Roughly 200 small state agencies, boards and commissions collectively collect and spend millions of dollars.
Gov. Phil Bryant, bless his heart, has again called for a check on state government bureaucracy spending as he has to little avail since 2012. In his budget recommendation for the coming year, he’s calling for a “shared services model” for many small government agencies, boards and commissions. He suggests they share back-office operations such as accounting, budgeting, payroll, grants and procurement.
Secretary of State Delbert Hosemann a few years ago reported that about 60 cents of every dollar the state spent was controlled by an un-elected agency, board or commission. A recent legislative change in special-fund spending has likely reduced that, but what I’ve referred to in the past as “the great, creeping appointed bureaucracy” in state government still costs taxpayers with little oversight.
And anti-big government folks have questioned the need for many of the state’s occupational licensure boards and whether they stifle the free market. They are run by appointees, mostly members of the industries they regulate, posing a potential conflict of interest. A bill passed last year gave the governor, attorney general and secretary of state some oversight of regulations passed by occupational boards. Other recent legislation eliminated a few boards that had been essentially dormant for years.

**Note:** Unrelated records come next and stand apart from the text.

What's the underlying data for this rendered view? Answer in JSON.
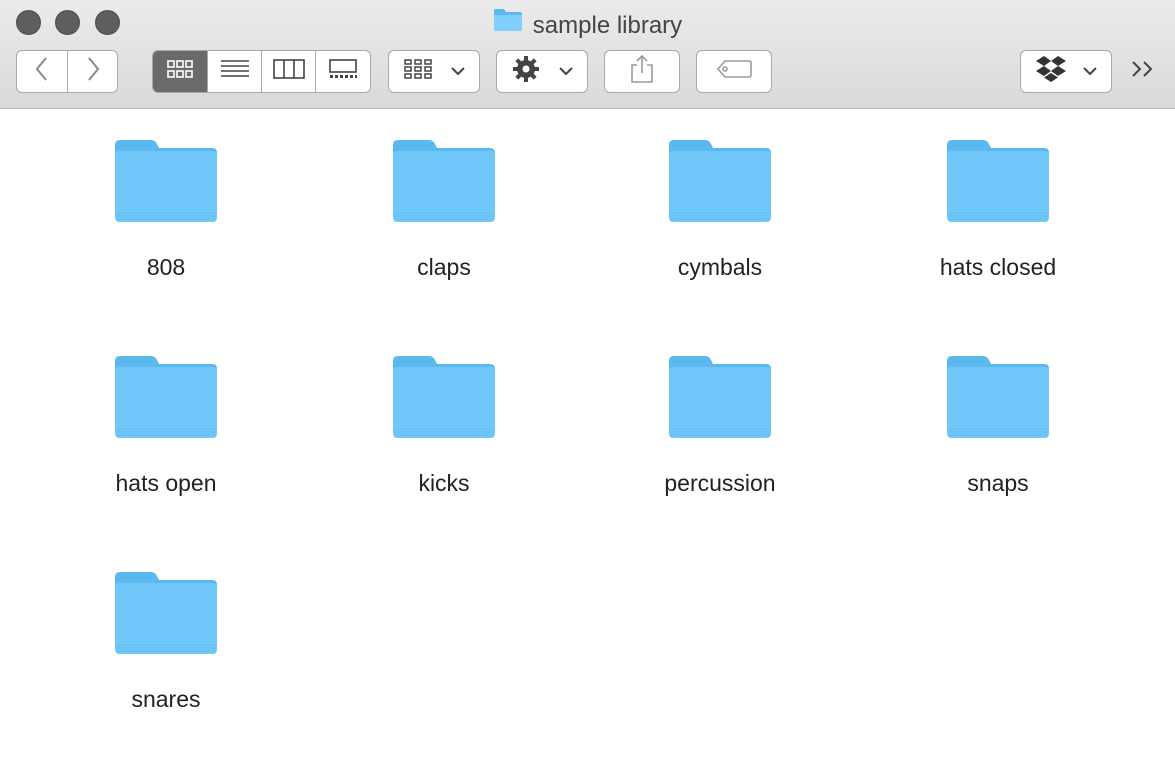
{
  "window": {
    "title": "sample library"
  },
  "toolbar": {
    "overflow_label": ">>"
  },
  "folders": [
    {
      "name": "808"
    },
    {
      "name": "claps"
    },
    {
      "name": "cymbals"
    },
    {
      "name": "hats closed"
    },
    {
      "name": "hats open"
    },
    {
      "name": "kicks"
    },
    {
      "name": "percussion"
    },
    {
      "name": "snaps"
    },
    {
      "name": "snares"
    }
  ],
  "colors": {
    "folder_body": "#6fc8f9",
    "folder_tab": "#5bb9ef",
    "selected_view": "#6a6a6a"
  }
}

But major consolidation or elimination of state agencies, boards and commissions has been thwarted. The little government fiefdoms have proved something of a political third rail. They have legislative and political clout. For instance, no elected leader relishes the prospect of thousands of cosmetologists or barbers mad at them for trying to consolidate the two separate boards that oversee and license them.
Bryant has admitted he underestimated the “political support system” many little agencies and boards have. His new recommendation, Bryant said, “does not contemplate a massive consolidation of state agencies.” Instead, he recommends a small number of boards be chosen for shared services, then more added later.
This would be a start to reducing the cost of an outsized bureaucracy for a state that can’t afford it. But opposition to such moves has been strong and bipartisan.